**EXERCISE REQUIREMENTS:** Each record must be repeated exactly as it stands.

(Page and application data records)
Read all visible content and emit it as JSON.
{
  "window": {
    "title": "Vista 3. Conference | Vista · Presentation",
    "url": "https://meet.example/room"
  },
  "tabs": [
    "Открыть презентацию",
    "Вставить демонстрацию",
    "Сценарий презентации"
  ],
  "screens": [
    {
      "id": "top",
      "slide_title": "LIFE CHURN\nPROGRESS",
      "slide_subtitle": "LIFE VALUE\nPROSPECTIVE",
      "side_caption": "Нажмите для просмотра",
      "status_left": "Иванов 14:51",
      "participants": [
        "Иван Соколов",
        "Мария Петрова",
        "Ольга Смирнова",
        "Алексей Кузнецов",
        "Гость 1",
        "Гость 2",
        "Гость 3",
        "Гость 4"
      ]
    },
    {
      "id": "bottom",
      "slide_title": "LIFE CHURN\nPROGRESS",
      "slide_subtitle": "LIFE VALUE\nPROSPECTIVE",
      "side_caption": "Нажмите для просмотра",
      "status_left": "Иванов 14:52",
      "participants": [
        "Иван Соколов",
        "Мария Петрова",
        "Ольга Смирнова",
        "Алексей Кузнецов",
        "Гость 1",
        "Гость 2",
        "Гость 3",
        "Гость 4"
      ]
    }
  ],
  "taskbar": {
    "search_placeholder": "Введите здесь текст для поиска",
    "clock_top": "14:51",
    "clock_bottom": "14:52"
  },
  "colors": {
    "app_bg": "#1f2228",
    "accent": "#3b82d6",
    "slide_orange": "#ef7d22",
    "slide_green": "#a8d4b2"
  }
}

**TASK OUTPUT:**
Read all visible content and emit it as JSON.
{
  "window": {
    "title": "Vista 3. Conference | Vista · Presentation",
    "url": "https://meet.example/room"
  },
  "tabs": [
    "Открыть презентацию",
    "Вставить демонстрацию",
    "Сценарий презентации"
  ],
  "screens": [
    {
      "id": "top",
      "slide_title": "LIFE CHURN\nPROGRESS",
      "slide_subtitle": "LIFE VALUE\nPROSPECTIVE",
      "side_caption": "Нажмите для просмотра",
      "status_left": "Иванов 14:51",
      "participants": [
        "Иван Соколов",
        "Мария Петрова",
        "Ольга Смирнова",
        "Алексей Кузнецов",
        "Гость 1",
        "Гость 2",
        "Гость 3",
        "Гость 4"
      ]
    },
    {
      "id": "bottom",
      "slide_title": "LIFE CHURN\nPROGRESS",
      "slide_subtitle": "LIFE VALUE\nPROSPECTIVE",
      "side_caption": "Нажмите для просмотра",
      "status_left": "Иванов 14:52",
      "participants": [
        "Иван Соколов",
        "Мария Петрова",
        "Ольга Смирнова",
        "Алексей Кузнецов",
        "Гость 1",
        "Гость 2",
        "Гость 3",
        "Гость 4"
      ]
    }
  ],
  "taskbar": {
    "search_placeholder": "Введите здесь текст для поиска",
    "clock_top": "14:51",
    "clock_bottom": "14:52"
  },
  "colors": {
    "app_bg": "#1f2228",
    "accent": "#3b82d6",
    "slide_orange": "#ef7d22",
    "slide_green": "#a8d4b2"
  }
}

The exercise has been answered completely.